» TASK OBJECTIVE
Print every entry exactly once more, omitting each picture.

» INFORMATION GIVEN

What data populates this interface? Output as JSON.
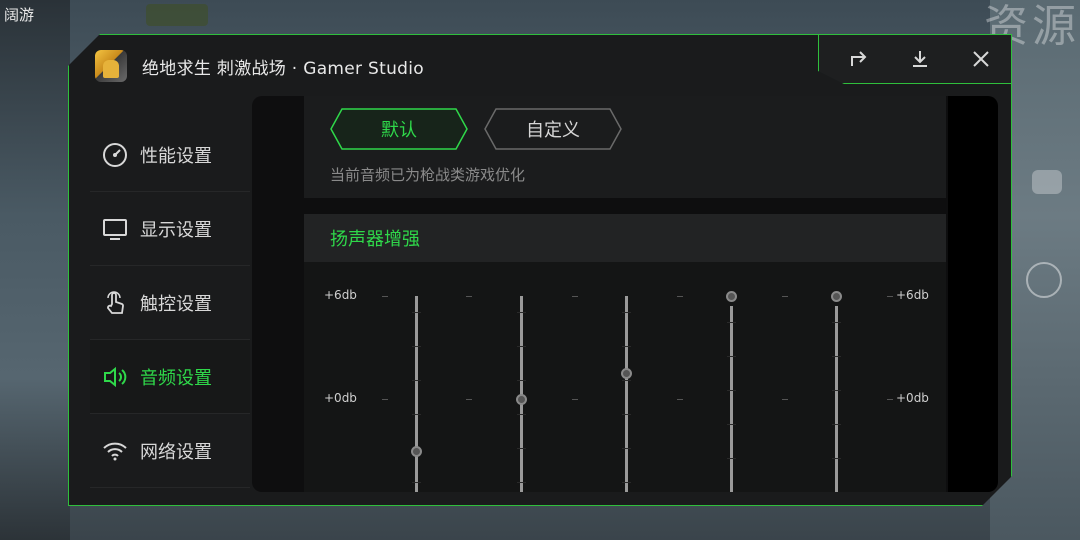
{
  "background": {
    "top_left_text": "阔游",
    "top_right_text": "资源"
  },
  "window": {
    "title": "绝地求生 刺激战场 · Gamer Studio",
    "accent_color": "#2fd84a",
    "controls": [
      {
        "name": "share-icon"
      },
      {
        "name": "download-icon"
      },
      {
        "name": "close-icon"
      }
    ]
  },
  "sidebar": {
    "items": [
      {
        "label": "性能设置",
        "icon": "speedometer-icon",
        "active": false
      },
      {
        "label": "显示设置",
        "icon": "monitor-icon",
        "active": false
      },
      {
        "label": "触控设置",
        "icon": "touch-icon",
        "active": false
      },
      {
        "label": "音频设置",
        "icon": "speaker-icon",
        "active": true
      },
      {
        "label": "网络设置",
        "icon": "wifi-icon",
        "active": false
      }
    ]
  },
  "audio": {
    "mode_default": "默认",
    "mode_custom": "自定义",
    "selected_mode": "默认",
    "hint": "当前音频已为枪战类游戏优化",
    "speaker_section": "扬声器增强",
    "db_top_left": "+6db",
    "db_top_right": "+6db",
    "db_mid_left": "+0db",
    "db_mid_right": "+0db",
    "bands_db": [
      -3,
      0,
      1.5,
      6,
      6
    ]
  }
}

» OUTPUT FOR THIS TASK
What data populates this interface? Output as JSON.
{
  "background": {
    "top_left_text": "阔游",
    "top_right_text": "资源"
  },
  "window": {
    "title": "绝地求生 刺激战场 · Gamer Studio",
    "accent_color": "#2fd84a",
    "controls": [
      {
        "name": "share-icon"
      },
      {
        "name": "download-icon"
      },
      {
        "name": "close-icon"
      }
    ]
  },
  "sidebar": {
    "items": [
      {
        "label": "性能设置",
        "icon": "speedometer-icon",
        "active": false
      },
      {
        "label": "显示设置",
        "icon": "monitor-icon",
        "active": false
      },
      {
        "label": "触控设置",
        "icon": "touch-icon",
        "active": false
      },
      {
        "label": "音频设置",
        "icon": "speaker-icon",
        "active": true
      },
      {
        "label": "网络设置",
        "icon": "wifi-icon",
        "active": false
      }
    ]
  },
  "audio": {
    "mode_default": "默认",
    "mode_custom": "自定义",
    "selected_mode": "默认",
    "hint": "当前音频已为枪战类游戏优化",
    "speaker_section": "扬声器增强",
    "db_top_left": "+6db",
    "db_top_right": "+6db",
    "db_mid_left": "+0db",
    "db_mid_right": "+0db",
    "bands_db": [
      -3,
      0,
      1.5,
      6,
      6
    ]
  }
}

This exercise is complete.